- Two highly rare early films by Tobe Hooper - The Heisters (1963) and Eggshells (1969) - got shown online on mubi.com.

- John Kenneth Muir's in-depth review of Prometheus in June.  

- UK DVD releases of two superb and underappreciated Rainer Werner Fassbinder films - I Only Want You to Love Me and Despair - both courtesy of Park Circus.

- I stand corrected: In last year's round-up I guessed that, after all its troubles, 2011's compromised theatrical cut of Kenneth Lonergan's Margaret would be the final version. Thankfully a longer 3 hour cut did surface on DVD in July.

- Best filmgoing experience: Roll Out the Barrel: The British Pub on Film at Hyde Park Picturehouse, with a pint of Kirkstall Pale Ale to accompany the screening (14/08/12).

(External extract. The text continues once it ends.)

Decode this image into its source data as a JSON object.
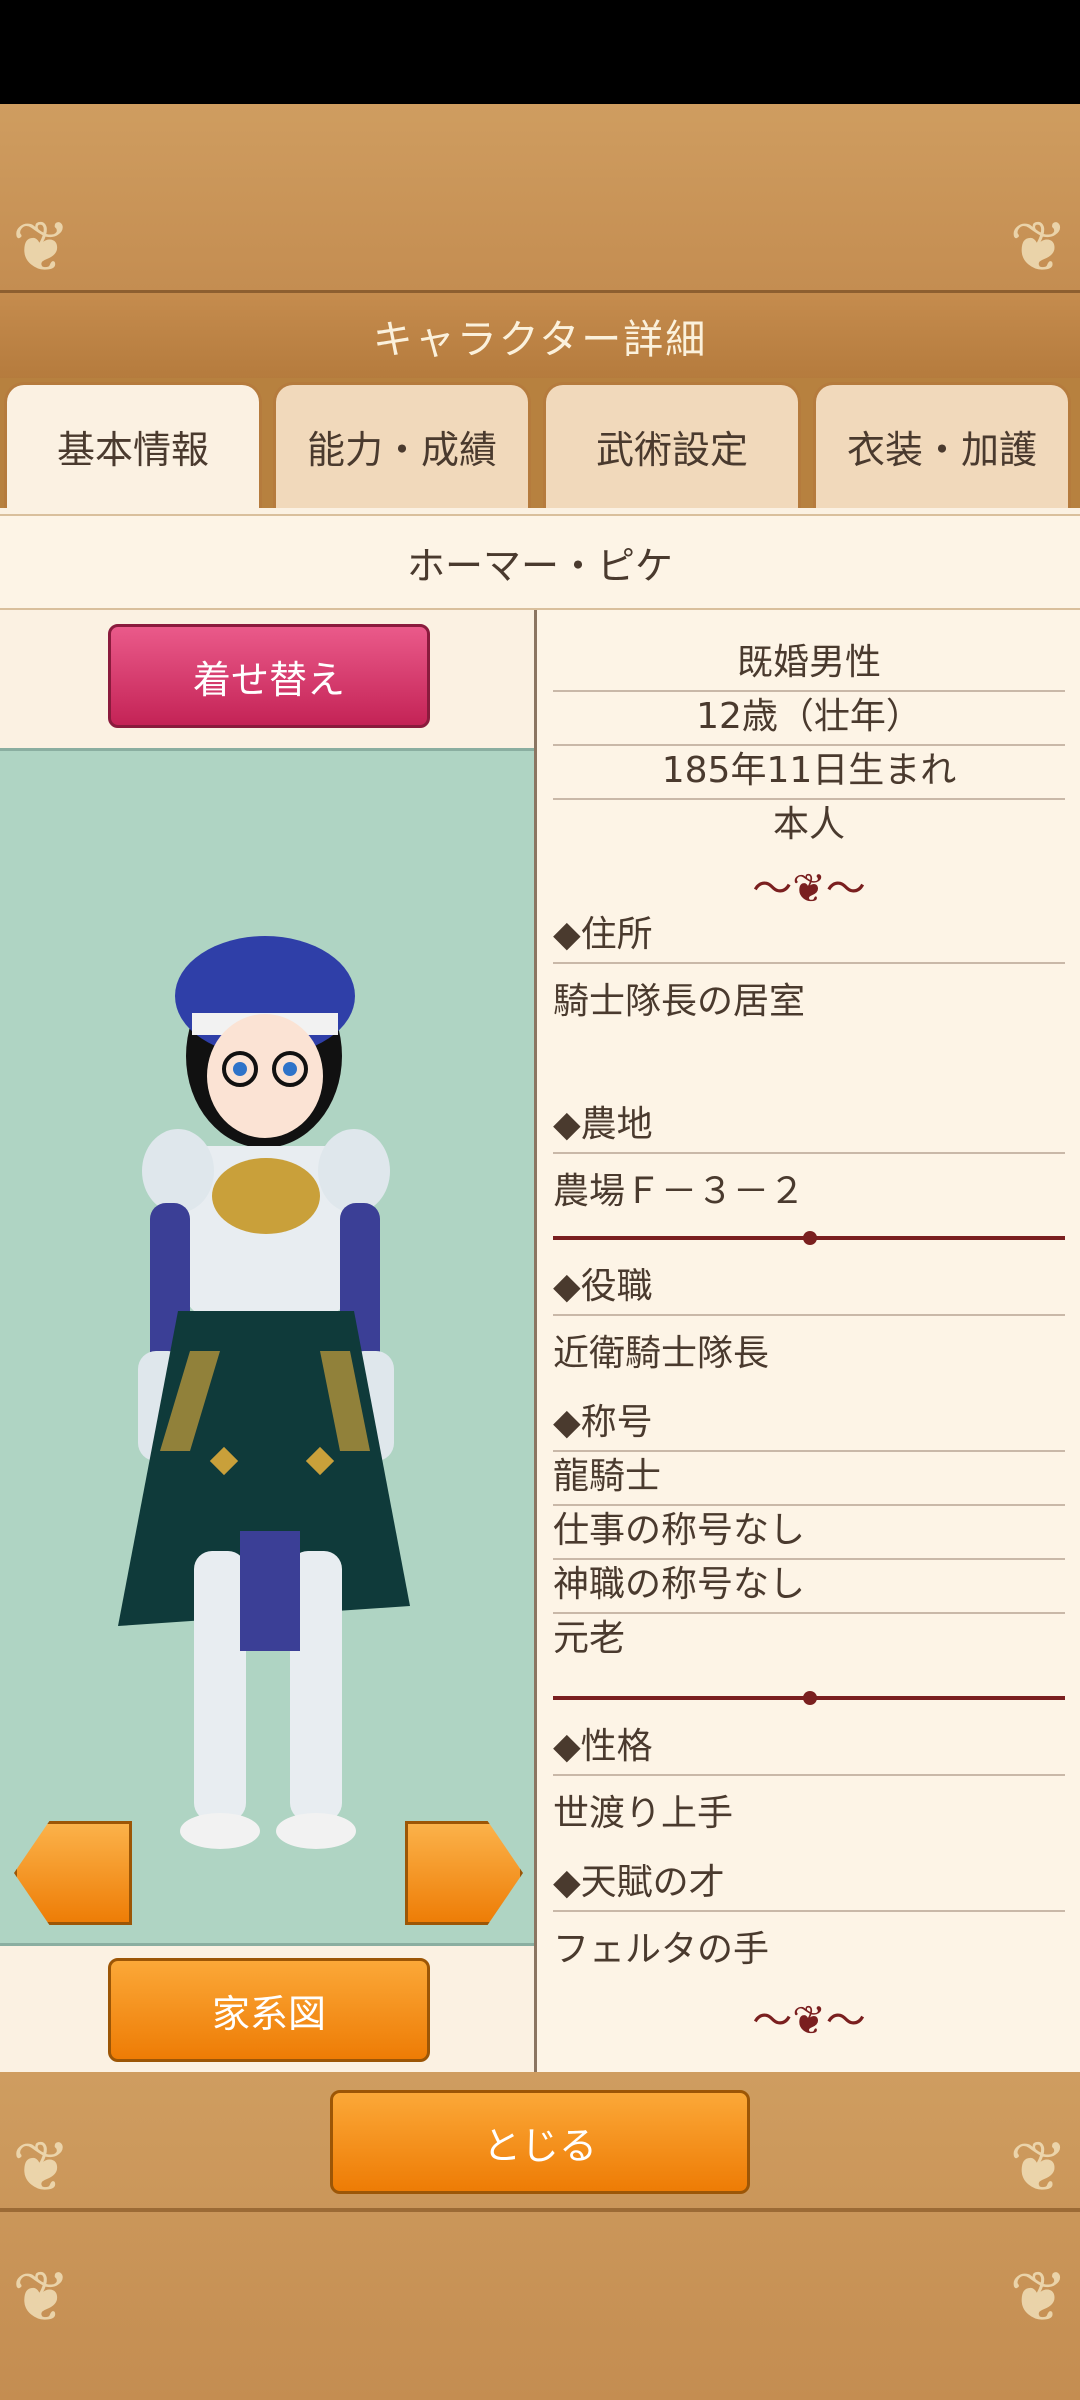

- Re-release of the year: Lawrence of Arabia (50th anniversary)

 
- Screening of Tod Browning's Dracula at Birmingham Symphony Hall with Philip Glass and the Kronos Quartet performing the live score (29/05/12).
On a related note, the Non-Event of the Year was a screening of Dark Star...with a live musical accompaniment? I've never had much luck seeing John Carpenter's films on the big screen. Despite being one of my favourite filmmakers I've only managed to see The Ward at the cinema, and I keep trying to forget that one exists in his filmography. This year I managed to miss late night showings of Halloween, The Thing and They Live. I was enthusiastic about seeing a screening of his debut feature in August until I learned that Carpenter's early synth score and the country tune 'Benson, Arizona' would be removed from the film to be replaced by a live score from Animat. Heresy. I've also heard of similar kinds of screenings for The Last Man on Earth and Carnival of Souls (removing Gene Moore's eerie organ score, which is integral to the film!). I think this kind of thing works very well for silent pictures but films from the sound era with perfectly good scores are perhaps best left alone in this context.
As for Dracula, a primitive and at times stagy early sound picture, it was arguably a more worthwhile undertaking than those mentioned above. I'm not a fan of the Glass score as I feel it detracts from the power of Bela Lugosi's performance and the incredible imagery. Many of the film's most effective moments are nearly silent in the original version anyway, but seeing Lugosi in his career defining role on the big screen, in a symphony hall no less, is really quite something.